    Veneer tape has been the historical favorite because you do not need to remove it first since it disappears when sanding the finished faces anyway, thus saving that step.


    I have done it that way, too. Just sand it off. Certainly that works, but somehow I feel better when I remove the tape before sanding. Thanks!

    Charlie Kocourekronjohnstone

    Reply 2 years ago

    That is a great question. I have thought about that, but have not tried it. Do you use painters tape for your veneer work?

    ronjohnstoneCharlie Kocourek

    Reply 2 years ago

    No, never tried doing veneer although I have a sheet of it to repair a table that is missing some veneer. Just haven't gotten around to it. For pressing small pieces of veneer I'm thinking of using a very sturdy plastic bag such as found in a 5 liter bag of wine, filled with warm water to apply even pressure over about a square foot area. Seems much easier than clamping and it won't damage the frame.


    Reply 2 years ago

    Charlie is right about the pressure from water. if you think of even 50l of water displaced over 500x500mm, its not really much pressure per cm. if you want to create even pressure use a planned piece of wood to increase the distance of the clamp from the surface your gluing.

    Pressure from a clamp spreads 45° on both sides from the feet. depending on your constraints. just moving the foot 100mm from the glue increases it to over 200mm that you have equally pressed.

    Finally repairing and old table means probably using PUR not normal white wood glue since there will be glue still in the surface of the wood.

    woodglue spreads its water into the wood and hardens that way, PUR actually absorbs water from the wood and veneer. If you have a moisture meter check the moisture of the surface and veneer. if its 8% or lower you can use a damp cloth (almost dry) with warm water quickly across the parts your gluing is the woods really dry, Just incase you didn't know.

    3dscarlCharlie Kocourek
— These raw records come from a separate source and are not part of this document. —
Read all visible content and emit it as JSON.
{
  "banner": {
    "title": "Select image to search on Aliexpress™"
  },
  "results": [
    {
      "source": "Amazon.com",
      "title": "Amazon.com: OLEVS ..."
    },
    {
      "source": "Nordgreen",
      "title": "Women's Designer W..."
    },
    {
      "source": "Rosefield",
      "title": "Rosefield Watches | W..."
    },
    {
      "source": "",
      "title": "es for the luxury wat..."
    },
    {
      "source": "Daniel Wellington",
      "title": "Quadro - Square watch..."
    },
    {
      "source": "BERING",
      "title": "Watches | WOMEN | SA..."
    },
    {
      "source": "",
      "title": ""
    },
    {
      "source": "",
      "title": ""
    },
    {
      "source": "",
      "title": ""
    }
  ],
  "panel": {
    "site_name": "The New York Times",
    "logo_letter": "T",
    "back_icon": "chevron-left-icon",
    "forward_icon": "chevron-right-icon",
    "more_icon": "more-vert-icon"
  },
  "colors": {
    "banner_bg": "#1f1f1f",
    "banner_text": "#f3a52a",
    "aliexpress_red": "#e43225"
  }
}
    Reply 2 years ago

    only downside to pur is it dries white so need to be careful if your restoring with original finishing intact. That and it stinks like hell, not as much as the bone and blood glue we restore with mind.. thats disgusting haha.